Directions
Output the data as it stands. Each line must match exactly.

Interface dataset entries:
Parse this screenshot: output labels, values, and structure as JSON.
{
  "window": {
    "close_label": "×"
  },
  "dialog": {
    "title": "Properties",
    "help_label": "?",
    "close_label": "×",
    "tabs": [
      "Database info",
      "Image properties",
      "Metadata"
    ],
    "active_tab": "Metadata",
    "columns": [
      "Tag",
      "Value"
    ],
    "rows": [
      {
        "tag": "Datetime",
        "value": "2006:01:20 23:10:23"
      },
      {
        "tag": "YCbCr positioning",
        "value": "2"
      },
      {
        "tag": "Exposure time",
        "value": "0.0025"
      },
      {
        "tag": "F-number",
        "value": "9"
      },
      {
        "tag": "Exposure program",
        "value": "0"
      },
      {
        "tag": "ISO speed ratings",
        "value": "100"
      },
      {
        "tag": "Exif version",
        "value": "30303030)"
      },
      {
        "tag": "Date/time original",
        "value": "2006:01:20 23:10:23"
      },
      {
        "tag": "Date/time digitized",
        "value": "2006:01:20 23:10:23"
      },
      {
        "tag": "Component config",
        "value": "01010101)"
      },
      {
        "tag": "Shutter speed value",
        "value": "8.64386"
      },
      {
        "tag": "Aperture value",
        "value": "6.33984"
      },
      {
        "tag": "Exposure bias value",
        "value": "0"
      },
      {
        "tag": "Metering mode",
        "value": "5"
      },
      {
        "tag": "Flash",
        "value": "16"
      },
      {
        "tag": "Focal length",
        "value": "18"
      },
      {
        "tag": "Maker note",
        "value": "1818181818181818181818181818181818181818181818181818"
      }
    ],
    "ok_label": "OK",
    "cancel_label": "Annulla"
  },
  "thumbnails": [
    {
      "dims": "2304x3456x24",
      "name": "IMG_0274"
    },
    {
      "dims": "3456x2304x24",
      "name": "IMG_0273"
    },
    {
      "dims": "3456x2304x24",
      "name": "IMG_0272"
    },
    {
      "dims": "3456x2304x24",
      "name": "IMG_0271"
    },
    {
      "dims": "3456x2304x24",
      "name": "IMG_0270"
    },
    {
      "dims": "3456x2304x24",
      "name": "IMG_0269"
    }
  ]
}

Response
Parse this screenshot: output labels, values, and structure as JSON.
{
  "window": {
    "close_label": "×"
  },
  "dialog": {
    "title": "Properties",
    "help_label": "?",
    "close_label": "×",
    "tabs": [
      "Database info",
      "Image properties",
      "Metadata"
    ],
    "active_tab": "Metadata",
    "columns": [
      "Tag",
      "Value"
    ],
    "rows": [
      {
        "tag": "Datetime",
        "value": "2006:01:20 23:10:23"
      },
      {
        "tag": "YCbCr positioning",
        "value": "2"
      },
      {
        "tag": "Exposure time",
        "value": "0.0025"
      },
      {
        "tag": "F-number",
        "value": "9"
      },
      {
        "tag": "Exposure program",
        "value": "0"
      },
      {
        "tag": "ISO speed ratings",
        "value": "100"
      },
      {
        "tag": "Exif version",
        "value": "30303030)"
      },
      {
        "tag": "Date/time original",
        "value": "2006:01:20 23:10:23"
      },
      {
        "tag": "Date/time digitized",
        "value": "2006:01:20 23:10:23"
      },
      {
        "tag": "Component config",
        "value": "01010101)"
      },
      {
        "tag": "Shutter speed value",
        "value": "8.64386"
      },
      {
        "tag": "Aperture value",
        "value": "6.33984"
      },
      {
        "tag": "Exposure bias value",
        "value": "0"
      },
      {
        "tag": "Metering mode",
        "value": "5"
      },
      {
        "tag": "Flash",
        "value": "16"
      },
      {
        "tag": "Focal length",
        "value": "18"
      },
      {
        "tag": "Maker note",
        "value": "1818181818181818181818181818181818181818181818181818"
      }
    ],
    "ok_label": "OK",
    "cancel_label": "Annulla"
  },
  "thumbnails": [
    {
      "dims": "2304x3456x24",
      "name": "IMG_0274"
    },
    {
      "dims": "3456x2304x24",
      "name": "IMG_0273"
    },
    {
      "dims": "3456x2304x24",
      "name": "IMG_0272"
    },
    {
      "dims": "3456x2304x24",
      "name": "IMG_0271"
    },
    {
      "dims": "3456x2304x24",
      "name": "IMG_0270"
    },
    {
      "dims": "3456x2304x24",
      "name": "IMG_0269"
    }
  ]
}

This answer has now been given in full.